SAMI observes shifty black holes as loners, not pairs
2 July 2015
After two galaxies merge, their two supermassive black holes will fall to the centre of the merged galaxy, orbit each other in a binary system, and finally coalesce into a single black hole. It has been suggested that galaxies near the end of this process could be spotted thanks to the orbital motions of the black holes. In particular, if one of the black holes is accreting material, and consequently is lit up as an active galactic nucleus (AGN), its orbit with the other black hole means that the light it emits will be slightly blueshifted or redshifted relative to its host galaxy. However, there are other ways this shift can be produced, so more information is needed to know if a shifted, or offset, AGN is in a binary orbit or not.

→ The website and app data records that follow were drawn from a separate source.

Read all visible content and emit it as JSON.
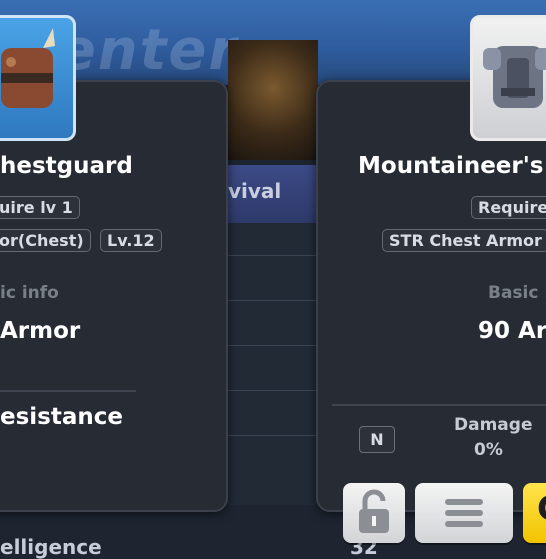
{
  "background": {
    "banner_text": "Menter",
    "list_tab_label": "vival",
    "stat_label": "elligence",
    "stat_value": "32"
  },
  "left_card": {
    "title": "hestguard",
    "require_label": "uire lv 1",
    "type_chip": "or(Chest)",
    "level_chip": "Lv.12",
    "basic_info_label": "ic info",
    "armor_label": "Armor",
    "resistance_label": "esistance"
  },
  "right_card": {
    "title": "Mountaineer's",
    "require_label": "Require",
    "type_chip": "STR Chest Armor",
    "basic_info_label": "Basic I",
    "armor_label": "90 Ar",
    "damage_label": "Damage",
    "damage_value": "0%",
    "n_badge": "N"
  },
  "buttons": {
    "lock_icon": "lock-icon",
    "menu_icon": "menu-icon",
    "equip_glyph": "C"
  },
  "colors": {
    "panel_bg": "#272b33",
    "equip_button": "#f2c400",
    "banner_blue": "#3a6fb4"
  }
}
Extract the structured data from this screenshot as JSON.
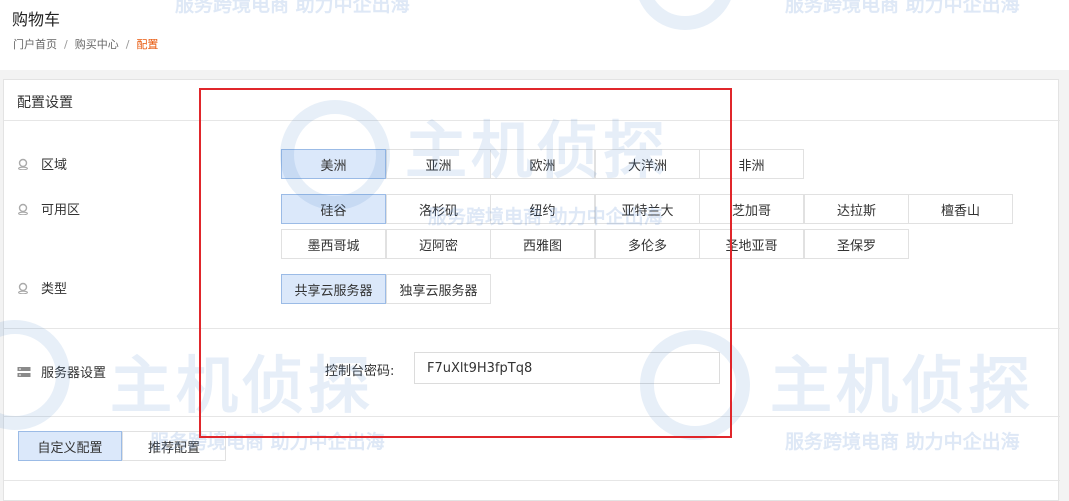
{
  "header": {
    "title": "购物车",
    "breadcrumb": [
      "门户首页",
      "购买中心",
      "配置"
    ],
    "breadcrumb_sep": "/"
  },
  "panel": {
    "title": "配置设置",
    "region": {
      "label": "区域",
      "options": [
        "美洲",
        "亚洲",
        "欧洲",
        "大洋洲",
        "非洲"
      ],
      "selected": "美洲"
    },
    "zone": {
      "label": "可用区",
      "options": [
        "硅谷",
        "洛杉矶",
        "纽约",
        "亚特兰大",
        "芝加哥",
        "达拉斯",
        "檀香山",
        "墨西哥城",
        "迈阿密",
        "西雅图",
        "多伦多",
        "圣地亚哥",
        "圣保罗"
      ],
      "selected": "硅谷"
    },
    "type": {
      "label": "类型",
      "options": [
        "共享云服务器",
        "独享云服务器"
      ],
      "selected": "共享云服务器"
    },
    "server": {
      "label": "服务器设置",
      "password_label": "控制台密码:",
      "password_value": "F7uXlt9H3fpTq8"
    },
    "bottom_tabs": [
      "自定义配置",
      "推荐配置"
    ],
    "bottom_selected": "自定义配置"
  },
  "watermark": {
    "logo_text": "主机侦探",
    "slogan": "服务跨境电商 助力中企出海"
  },
  "colors": {
    "accent_orange": "#e8580c",
    "selected_bg": "#dbe8fa",
    "highlight_red": "#e0262b"
  }
}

Two galaxies with offset AGN were recently observed as part of the SAMI Galaxy Survey. The survey obtains spatially resolved spectroscopy for each galaxy, giving a highly detailed picture of the stars and ionised gas. This allowed the SAMI team, led by CAASTRO Affiliate Dr James Allen (University of Sydney), to get a much better understanding of the histories of these galaxies than had previously been possible. Each is an interesting object in its own right, but in both cases the evidence points to other explanations for the offset AGN, not a binary orbit. The first galaxy appears to have undergone a merger with a smaller galaxy, about 100 million years ago. The gas that was brought in by the smaller progenitor has not yet settled down into a stable configuration, but is moving through the galaxy with a very different velocity to the stars, causing the observed shift. In the other case, the AGN is powering an outflow of gas pointed towards us, and the shift is simply due to observing this outflow. The fact that no evidence was found for either of these galaxies containing binary supermassive black hole systems suggests that offset AGN may not, after all, be an efficient way of finding such systems.